▸ **RECORDS TO USE**
───

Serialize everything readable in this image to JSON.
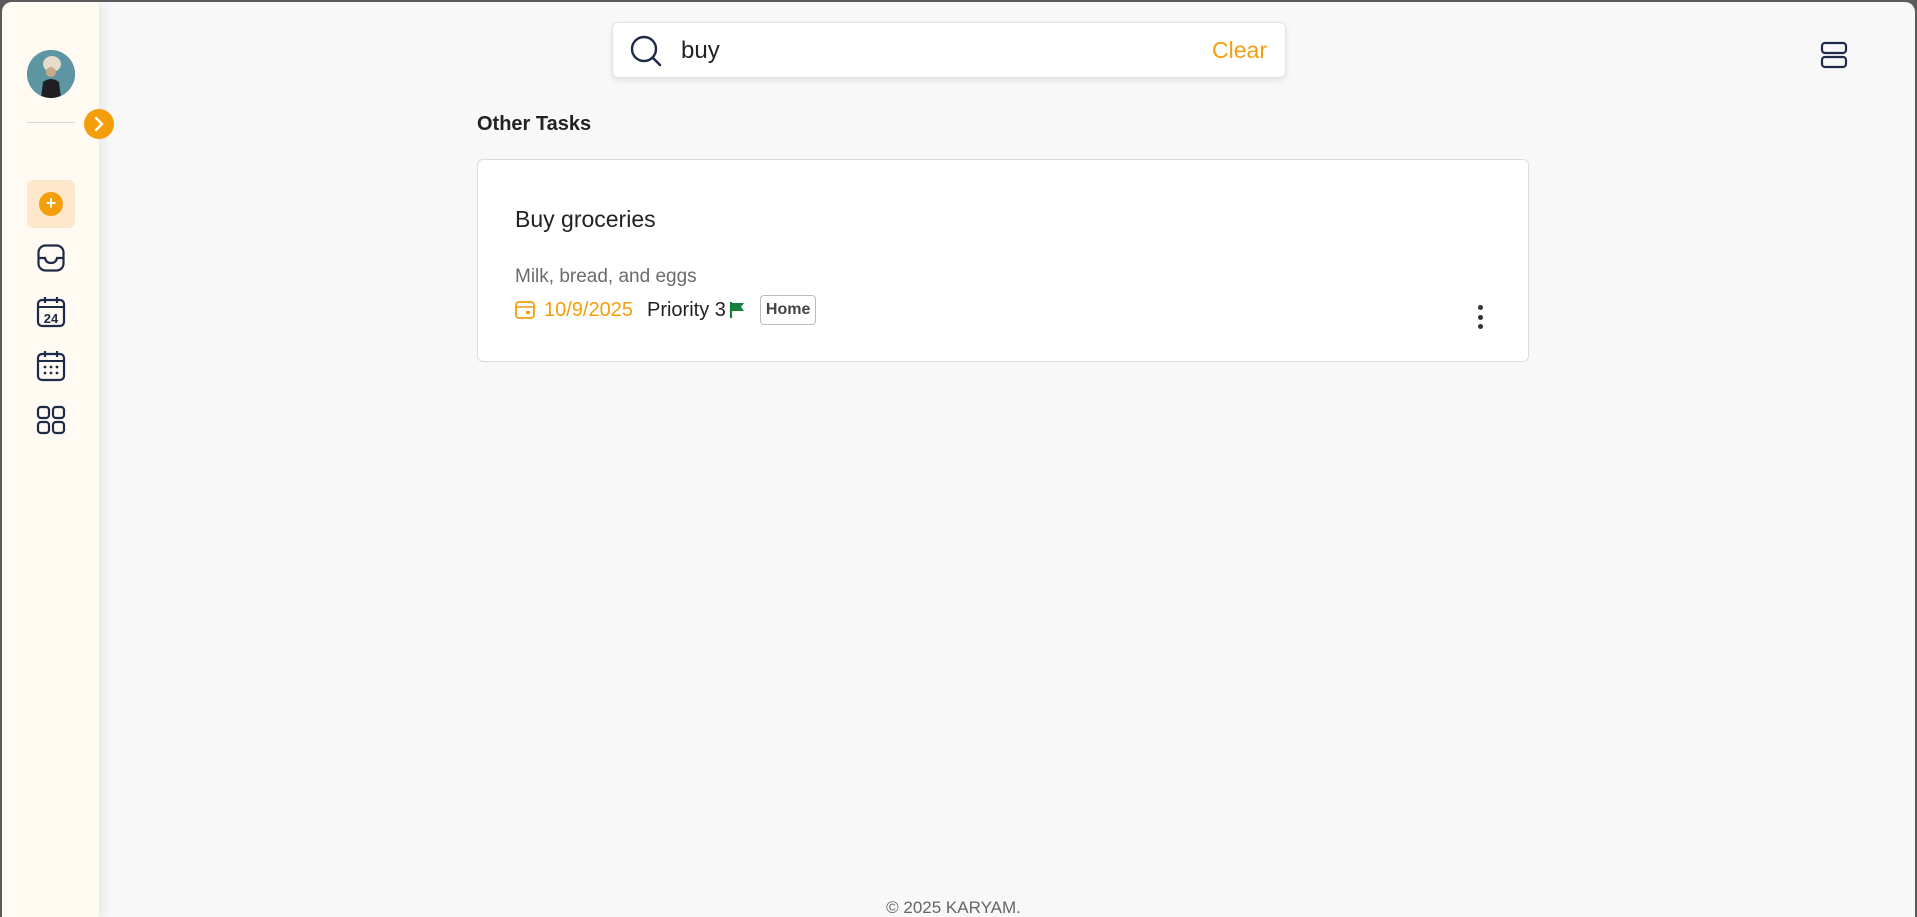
{
  "search": {
    "value": "buy",
    "clear_label": "Clear"
  },
  "section": {
    "title": "Other Tasks"
  },
  "tasks": [
    {
      "title": "Buy groceries",
      "description": "Milk, bread, and eggs",
      "date": "10/9/2025",
      "priority": "Priority 3",
      "tag": "Home"
    }
  ],
  "sidebar": {
    "items": [
      {
        "name": "add-task",
        "icon": "plus-circle-icon"
      },
      {
        "name": "inbox",
        "icon": "inbox-tray-icon"
      },
      {
        "name": "today",
        "icon": "calendar-24-icon"
      },
      {
        "name": "upcoming",
        "icon": "calendar-grid-icon"
      },
      {
        "name": "apps",
        "icon": "grid-icon"
      }
    ]
  },
  "footer": {
    "text": "© 2025 KARYAM."
  },
  "colors": {
    "accent": "#f59e0b",
    "flag": "#15803d",
    "sidebar_bg": "#fffaf2",
    "page_bg": "#f8f8f8",
    "icon_stroke": "#1e2a4a"
  }
}
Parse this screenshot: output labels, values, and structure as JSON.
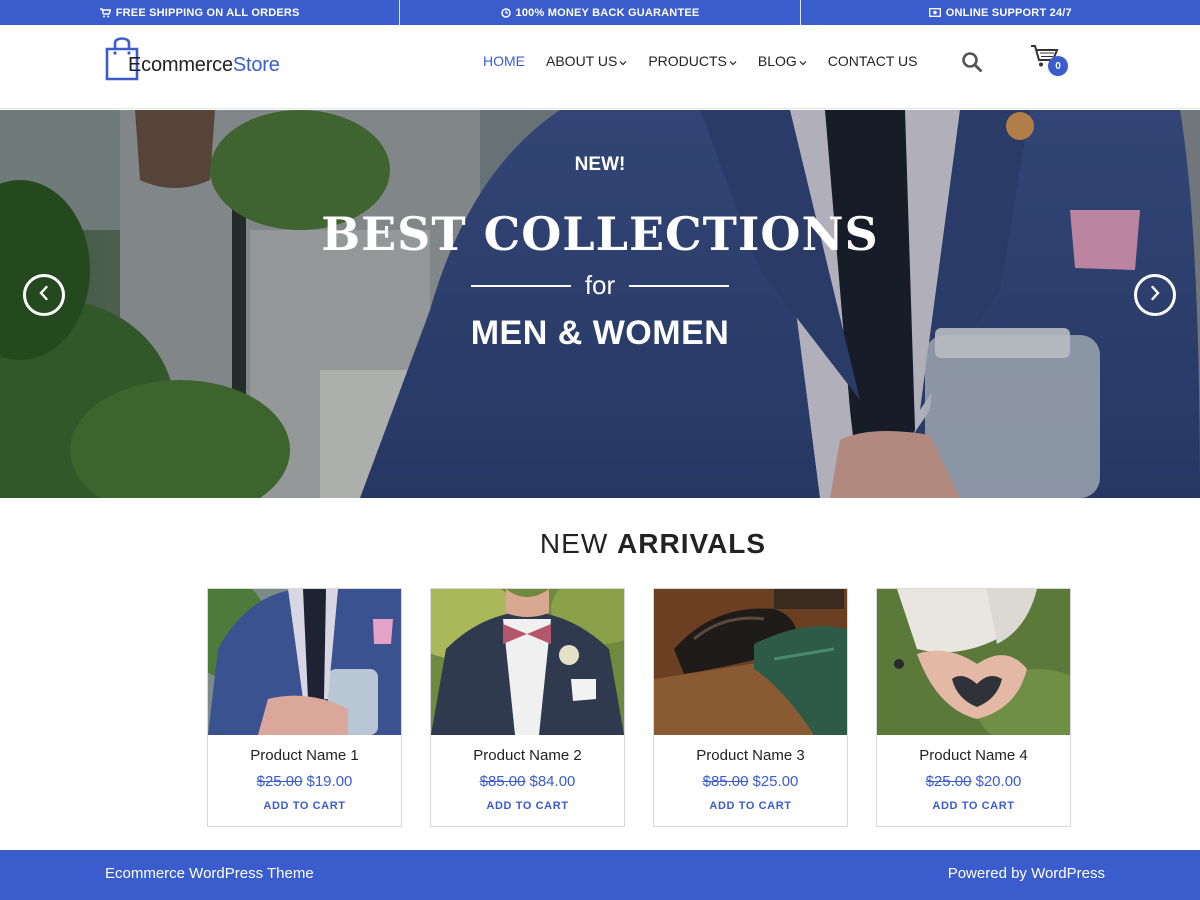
{
  "topbar": {
    "shipping": {
      "icon": "cart-icon",
      "label": "FREE SHIPPING ON ALL ORDERS"
    },
    "guarantee": {
      "icon": "clock-icon",
      "label": "100% MONEY BACK GUARANTEE"
    },
    "support": {
      "icon": "money-icon",
      "label": "ONLINE SUPPORT 24/7"
    }
  },
  "header": {
    "logo": {
      "part1": "Ecommerce",
      "part2": "Store",
      "icon": "shopping-bag-icon"
    },
    "nav": [
      {
        "label": "HOME",
        "active": true,
        "dropdown": false
      },
      {
        "label": "ABOUT US",
        "active": false,
        "dropdown": true
      },
      {
        "label": "PRODUCTS",
        "active": false,
        "dropdown": true
      },
      {
        "label": "BLOG",
        "active": false,
        "dropdown": true
      },
      {
        "label": "CONTACT US",
        "active": false,
        "dropdown": false
      }
    ],
    "search_icon": "search-icon",
    "cart": {
      "icon": "cart-icon",
      "count": "0"
    }
  },
  "hero": {
    "tag": "NEW!",
    "title": "BEST COLLECTIONS",
    "connector": "for",
    "subtitle": "MEN & WOMEN",
    "prev_icon": "chevron-left-icon",
    "next_icon": "chevron-right-icon"
  },
  "arrivals": {
    "title_light": "NEW",
    "title_bold": "ARRIVALS",
    "products": [
      {
        "name": "Product Name 1",
        "old_price": "$25.00",
        "price": "$19.00",
        "cta": "ADD TO CART"
      },
      {
        "name": "Product Name 2",
        "old_price": "$85.00",
        "price": "$84.00",
        "cta": "ADD TO CART"
      },
      {
        "name": "Product Name 3",
        "old_price": "$85.00",
        "price": "$25.00",
        "cta": "ADD TO CART"
      },
      {
        "name": "Product Name 4",
        "old_price": "$25.00",
        "price": "$20.00",
        "cta": "ADD TO CART"
      }
    ]
  },
  "footer": {
    "left": "Ecommerce WordPress Theme",
    "right": "Powered by WordPress"
  },
  "colors": {
    "accent": "#3a5ccc",
    "text": "#222222"
  }
}
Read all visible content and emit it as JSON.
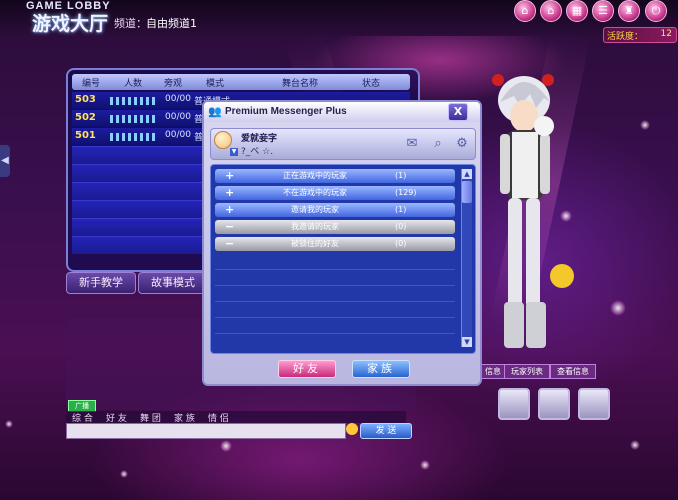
{
  "topbar": {
    "logo_small": "GAME LOBBY",
    "logo_big": "游戏大厅",
    "channel_label": "频道：",
    "channel_value": "自由频道1",
    "icons": [
      "home-icon",
      "house-icon",
      "shop-icon",
      "menu-icon",
      "wardrobe-icon",
      "exit-icon"
    ],
    "activity_label": "活跃度：",
    "activity_value": "12"
  },
  "room_table": {
    "headers": [
      "编号",
      "人数",
      "旁观",
      "模式",
      "舞台名称",
      "状态"
    ],
    "rows": [
      {
        "id": "503",
        "spectators": "00/00",
        "mode": "普通模式"
      },
      {
        "id": "502",
        "spectators": "00/00",
        "mode": "普通"
      },
      {
        "id": "501",
        "spectators": "00/00",
        "mode": "普通"
      }
    ],
    "stage_name_partial": "我们来跳舞吧!",
    "status_partial": "CHATTING"
  },
  "mode_buttons": [
    "新手教学",
    "故事模式"
  ],
  "chat": {
    "broadcast_label": "广播",
    "tabs": [
      "综 合",
      "好 友",
      "舞 团",
      "家 族",
      "情 侣"
    ],
    "send_label": "发 送"
  },
  "messenger": {
    "title": "Premium Messenger Plus",
    "close_label": "X",
    "profile": {
      "username": "爱就妾字",
      "status_text": "?_ベ  ☆.",
      "icons": [
        "mail-icon",
        "search-icon",
        "settings-icon"
      ]
    },
    "groups": [
      {
        "sign": "+",
        "name": "正在游戏中的玩家",
        "count": "(1)",
        "style": "blue"
      },
      {
        "sign": "+",
        "name": "不在游戏中的玩家",
        "count": "(129)",
        "style": "blue"
      },
      {
        "sign": "+",
        "name": "邀请我的玩家",
        "count": "(1)",
        "style": "blue"
      },
      {
        "sign": "−",
        "name": "我邀请的玩家",
        "count": "(0)",
        "style": "gray"
      },
      {
        "sign": "−",
        "name": "被锁住的好友",
        "count": "(0)",
        "style": "gray"
      }
    ],
    "buttons": {
      "friends": "好友",
      "family": "家族"
    }
  },
  "side": {
    "buttons": [
      "信息",
      "玩家列表",
      "查看信息"
    ]
  }
}
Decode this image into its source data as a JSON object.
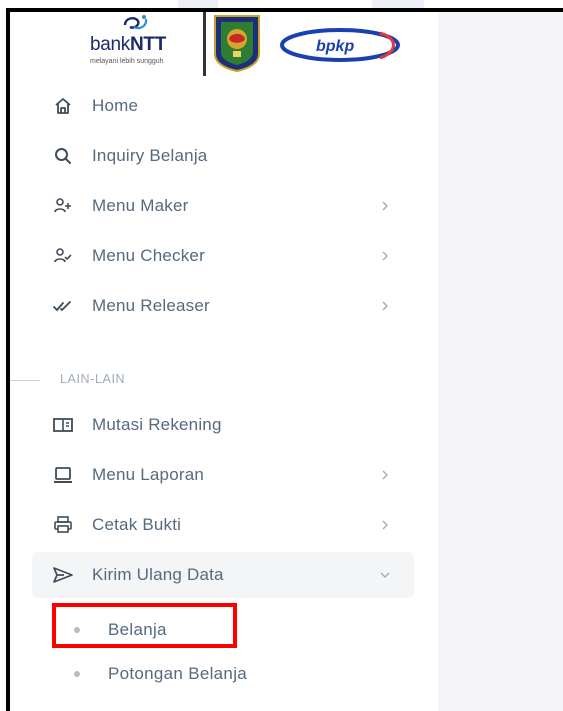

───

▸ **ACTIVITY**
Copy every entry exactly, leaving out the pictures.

▸ **PROBLEM SOLUTION**
Serialize everything readable in this image to JSON.
{
  "search": {
    "value": "buy",
    "clear_label": "Clear"
  },
  "section": {
    "title": "Other Tasks"
  },
  "tasks": [
    {
      "title": "Buy groceries",
      "description": "Milk, bread, and eggs",
      "date": "10/9/2025",
      "priority": "Priority 3",
      "tag": "Home"
    }
  ],
  "sidebar": {
    "items": [
      {
        "name": "add-task",
        "icon": "plus-circle-icon"
      },
      {
        "name": "inbox",
        "icon": "inbox-tray-icon"
      },
      {
        "name": "today",
        "icon": "calendar-24-icon"
      },
      {
        "name": "upcoming",
        "icon": "calendar-grid-icon"
      },
      {
        "name": "apps",
        "icon": "grid-icon"
      }
    ]
  },
  "footer": {
    "text": "© 2025 KARYAM."
  },
  "colors": {
    "accent": "#f59e0b",
    "flag": "#15803d",
    "sidebar_bg": "#fffaf2",
    "page_bg": "#f8f8f8",
    "icon_stroke": "#1e2a4a"
  }
}
Parse this screenshot: output labels, values, and structure as JSON.
{
  "topbar": {
    "shipping": {
      "icon": "cart-icon",
      "label": "FREE SHIPPING ON ALL ORDERS"
    },
    "guarantee": {
      "icon": "clock-icon",
      "label": "100% MONEY BACK GUARANTEE"
    },
    "support": {
      "icon": "money-icon",
      "label": "ONLINE SUPPORT 24/7"
    }
  },
  "header": {
    "logo": {
      "part1": "Ecommerce",
      "part2": "Store",
      "icon": "shopping-bag-icon"
    },
    "nav": [
      {
        "label": "HOME",
        "active": true,
        "dropdown": false
      },
      {
        "label": "ABOUT US",
        "active": false,
        "dropdown": true
      },
      {
        "label": "PRODUCTS",
        "active": false,
        "dropdown": true
      },
      {
        "label": "BLOG",
        "active": false,
        "dropdown": true
      },
      {
        "label": "CONTACT US",
        "active": false,
        "dropdown": false
      }
    ],
    "search_icon": "search-icon",
    "cart": {
      "icon": "cart-icon",
      "count": "0"
    }
  },
  "hero": {
    "tag": "NEW!",
    "title": "BEST COLLECTIONS",
    "connector": "for",
    "subtitle": "MEN & WOMEN",
    "prev_icon": "chevron-left-icon",
    "next_icon": "chevron-right-icon"
  },
  "arrivals": {
    "title_light": "NEW",
    "title_bold": "ARRIVALS",
    "products": [
      {
        "name": "Product Name 1",
        "old_price": "$25.00",
        "price": "$19.00",
        "cta": "ADD TO CART"
      },
      {
        "name": "Product Name 2",
        "old_price": "$85.00",
        "price": "$84.00",
        "cta": "ADD TO CART"
      },
      {
        "name": "Product Name 3",
        "old_price": "$85.00",
        "price": "$25.00",
        "cta": "ADD TO CART"
      },
      {
        "name": "Product Name 4",
        "old_price": "$25.00",
        "price": "$20.00",
        "cta": "ADD TO CART"
      }
    ]
  },
  "footer": {
    "left": "Ecommerce WordPress Theme",
    "right": "Powered by WordPress"
  },
  "colors": {
    "accent": "#3a5ccc",
    "text": "#222222"
  }
}
Read all visible content and emit it as JSON.
{
  "topbar": {
    "logo_small": "GAME LOBBY",
    "logo_big": "游戏大厅",
    "channel_label": "频道：",
    "channel_value": "自由频道1",
    "icons": [
      "home-icon",
      "house-icon",
      "shop-icon",
      "menu-icon",
      "wardrobe-icon",
      "exit-icon"
    ],
    "activity_label": "活跃度：",
    "activity_value": "12"
  },
  "room_table": {
    "headers": [
      "编号",
      "人数",
      "旁观",
      "模式",
      "舞台名称",
      "状态"
    ],
    "rows": [
      {
        "id": "503",
        "spectators": "00/00",
        "mode": "普通模式"
      },
      {
        "id": "502",
        "spectators": "00/00",
        "mode": "普通"
      },
      {
        "id": "501",
        "spectators": "00/00",
        "mode": "普通"
      }
    ],
    "stage_name_partial": "我们来跳舞吧!",
    "status_partial": "CHATTING"
  },
  "mode_buttons": [
    "新手教学",
    "故事模式"
  ],
  "chat": {
    "broadcast_label": "广播",
    "tabs": [
      "综 合",
      "好 友",
      "舞 团",
      "家 族",
      "情 侣"
    ],
    "send_label": "发 送"
  },
  "messenger": {
    "title": "Premium Messenger Plus",
    "close_label": "X",
    "profile": {
      "username": "爱就妾字",
      "status_text": "?_ベ  ☆.",
      "icons": [
        "mail-icon",
        "search-icon",
        "settings-icon"
      ]
    },
    "groups": [
      {
        "sign": "+",
        "name": "正在游戏中的玩家",
        "count": "(1)",
        "style": "blue"
      },
      {
        "sign": "+",
        "name": "不在游戏中的玩家",
        "count": "(129)",
        "style": "blue"
      },
      {
        "sign": "+",
        "name": "邀请我的玩家",
        "count": "(1)",
        "style": "blue"
      },
      {
        "sign": "−",
        "name": "我邀请的玩家",
        "count": "(0)",
        "style": "gray"
      },
      {
        "sign": "−",
        "name": "被锁住的好友",
        "count": "(0)",
        "style": "gray"
      }
    ],
    "buttons": {
      "friends": "好友",
      "family": "家族"
    }
  },
  "side": {
    "buttons": [
      "信息",
      "玩家列表",
      "查看信息"
    ]
  }
}
Decode this image into its source data as a JSON object.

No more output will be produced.